*Goal of the exercise*
The full listing, word for word and free of images, is the expected result.

*Supplied entries*
*** Block opens ***
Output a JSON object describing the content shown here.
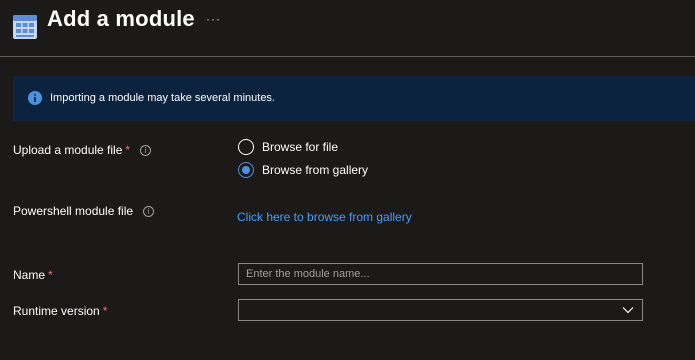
{
  "header": {
    "title": "Add a module",
    "more_label": "···"
  },
  "info": {
    "message": "Importing a module may take several minutes."
  },
  "form": {
    "upload": {
      "label": "Upload a module file",
      "required_mark": "*",
      "help_glyph": "i",
      "options": [
        {
          "label": "Browse for file",
          "selected": false
        },
        {
          "label": "Browse from gallery",
          "selected": true
        }
      ]
    },
    "powershell": {
      "label": "Powershell module file",
      "help_glyph": "i",
      "link_text": "Click here to browse from gallery"
    },
    "name": {
      "label": "Name",
      "required_mark": "*",
      "value": "",
      "placeholder": "Enter the module name..."
    },
    "runtime": {
      "label": "Runtime version",
      "required_mark": "*",
      "selected_value": ""
    }
  },
  "colors": {
    "background": "#1b1a19",
    "accent": "#4f8fe0",
    "link": "#479ef5",
    "banner": "#0c2340",
    "required": "#f1707b"
  }
}
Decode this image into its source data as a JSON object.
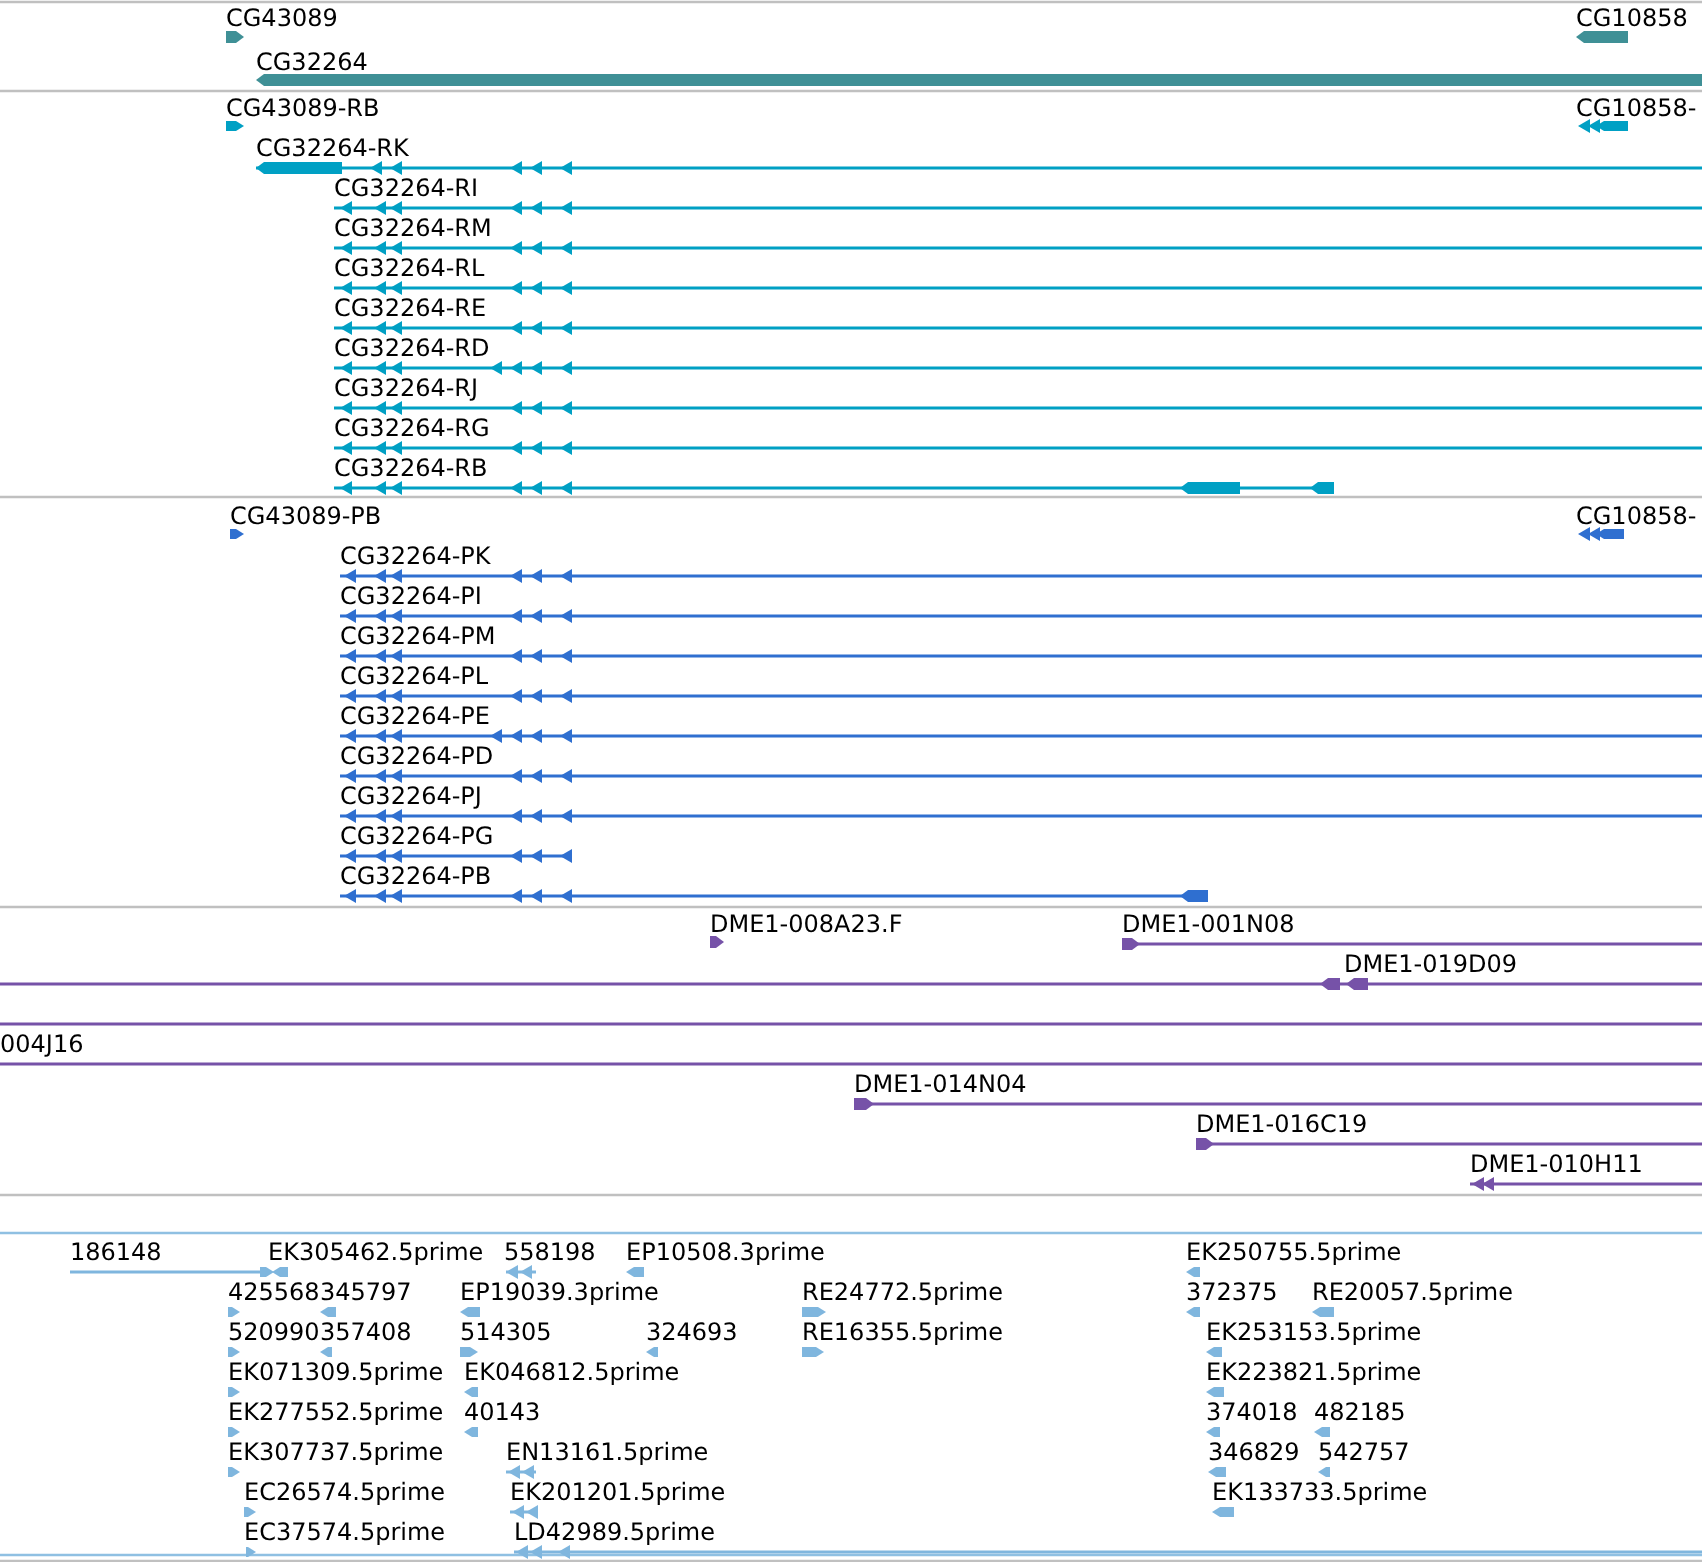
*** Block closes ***
*Result*
Output a JSON object describing the content shown here.
{
  "header": {
    "title": "Add a module",
    "more_label": "···"
  },
  "info": {
    "message": "Importing a module may take several minutes."
  },
  "form": {
    "upload": {
      "label": "Upload a module file",
      "required_mark": "*",
      "help_glyph": "i",
      "options": [
        {
          "label": "Browse for file",
          "selected": false
        },
        {
          "label": "Browse from gallery",
          "selected": true
        }
      ]
    },
    "powershell": {
      "label": "Powershell module file",
      "help_glyph": "i",
      "link_text": "Click here to browse from gallery"
    },
    "name": {
      "label": "Name",
      "required_mark": "*",
      "value": "",
      "placeholder": "Enter the module name..."
    },
    "runtime": {
      "label": "Runtime version",
      "required_mark": "*",
      "selected_value": ""
    }
  },
  "colors": {
    "background": "#1b1a19",
    "accent": "#4f8fe0",
    "link": "#479ef5",
    "banner": "#0c2340",
    "required": "#f1707b"
  }
}
Decode this image into its source data as a JSON object.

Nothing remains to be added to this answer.